the walls

Here's the first glimpse at the basic framing with temporary braces. Notice how it goes all the way to the edge of the trailer and right over the wheel wells.  That way, we claim each inch of interior width. 

Looking inside, we can see how the floor will be raised to be flush with the wheels wells in the main kitchen and living area, rather than sitting between them.

3D Update

As a refresher, here are some updated 3D renderings of the finished product. These show some of the changes we discussed since the first look and value engineering (cost-reducing) posts. 

 

the trailer

the trailer

Friends! I know it's been a while. It turns out that building a prototype tiny house also includes "prototype relationships" among the clients, the architects, the generous construction company, and several third-party suppliers that are all needed to bring this project to life. There were lots of details to iron out before we could get started. However, we are so exited to share that The Nest has officially begun construction. The custom-built trailer is finished! We'd like to give a big shout out to the guys at Rockland Trailers in Scottsdale who made it happen. Thanks guys! 

the reality check

This was a new term for me. Do you know what it means? Here's a definition I have come up with. 

value engineering [val-yoo en-juh-neer-ing]: noun. A method of thought that makes you realize you can't afford what you want. Seeexpensive taste; soul crusher. "We need to consider some options for value engineering because what you want is actually completely out of your budget; you need to be realistic."

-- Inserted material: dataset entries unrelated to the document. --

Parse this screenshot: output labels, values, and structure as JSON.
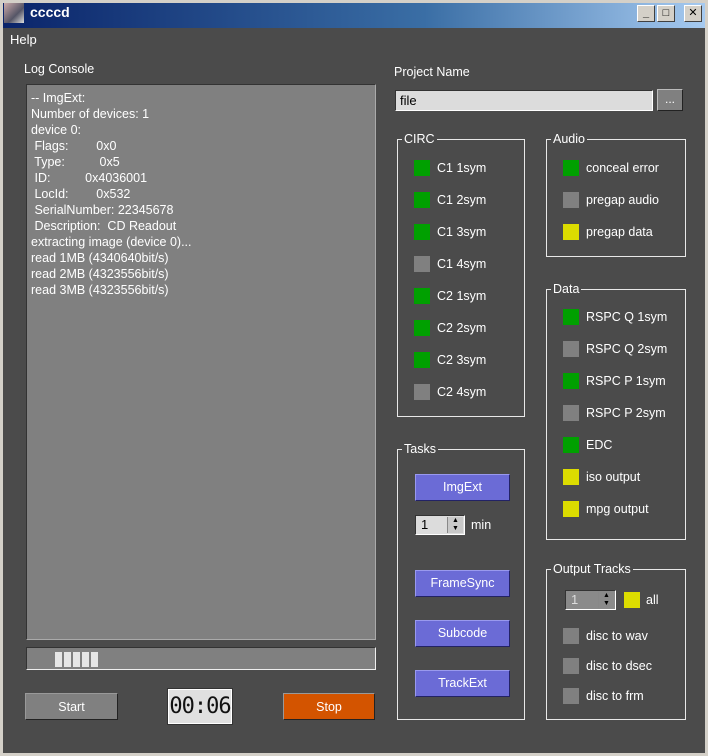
{
  "window": {
    "title": "ccccd",
    "min": "_",
    "max": "□",
    "close": "✕"
  },
  "menu": {
    "help": "Help"
  },
  "log": {
    "label": "Log Console",
    "lines": [
      "-- ImgExt:",
      "Number of devices: 1",
      "device 0:",
      " Flags:        0x0",
      " Type:          0x5",
      " ID:          0x4036001",
      " LocId:        0x532",
      " SerialNumber: 22345678",
      " Description:  CD Readout",
      "extracting image (device 0)...",
      "read 1MB (4340640bit/s)",
      "read 2MB (4323556bit/s)",
      "read 3MB (4323556bit/s)"
    ]
  },
  "progress": {
    "segments_filled": 5
  },
  "controls": {
    "start": "Start",
    "timer": "00:06",
    "stop": "Stop"
  },
  "project": {
    "label": "Project Name",
    "value": "file",
    "browse": "..."
  },
  "colors": {
    "green": "#00a000",
    "gray": "#808080",
    "yellow": "#dcdc00",
    "stop": "#d35400",
    "task": "#6b6bd6"
  },
  "circ": {
    "title": "CIRC",
    "items": [
      {
        "label": "C1 1sym",
        "state": "g"
      },
      {
        "label": "C1 2sym",
        "state": "g"
      },
      {
        "label": "C1 3sym",
        "state": "g"
      },
      {
        "label": "C1 4sym",
        "state": "x"
      },
      {
        "label": "C2 1sym",
        "state": "g"
      },
      {
        "label": "C2 2sym",
        "state": "g"
      },
      {
        "label": "C2 3sym",
        "state": "g"
      },
      {
        "label": "C2 4sym",
        "state": "x"
      }
    ]
  },
  "audio": {
    "title": "Audio",
    "items": [
      {
        "label": "conceal error",
        "state": "g"
      },
      {
        "label": "pregap audio",
        "state": "x"
      },
      {
        "label": "pregap data",
        "state": "y"
      }
    ]
  },
  "data": {
    "title": "Data",
    "items": [
      {
        "label": "RSPC Q 1sym",
        "state": "g"
      },
      {
        "label": "RSPC Q 2sym",
        "state": "x"
      },
      {
        "label": "RSPC P 1sym",
        "state": "g"
      },
      {
        "label": "RSPC P 2sym",
        "state": "x"
      },
      {
        "label": "EDC",
        "state": "g"
      },
      {
        "label": "iso output",
        "state": "y"
      },
      {
        "label": "mpg output",
        "state": "y"
      }
    ]
  },
  "tasks": {
    "title": "Tasks",
    "imgext": "ImgExt",
    "minutes": "1",
    "min_label": "min",
    "framesync": "FrameSync",
    "subcode": "Subcode",
    "trackext": "TrackExt"
  },
  "output": {
    "title": "Output Tracks",
    "track": "1",
    "all": "all",
    "items": [
      {
        "label": "disc to wav",
        "state": "x"
      },
      {
        "label": "disc to dsec",
        "state": "x"
      },
      {
        "label": "disc to frm",
        "state": "x"
      }
    ]
  }
}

Ok, maybe that was a little dramatic. But if I'm being honest, our most recent meeting kind of bummed me out. It was as if Hilary from Love it or List it just revealed our asbestos invasion and scrapped the plans for the en suite, kitchen island, and home office in one fell swoop.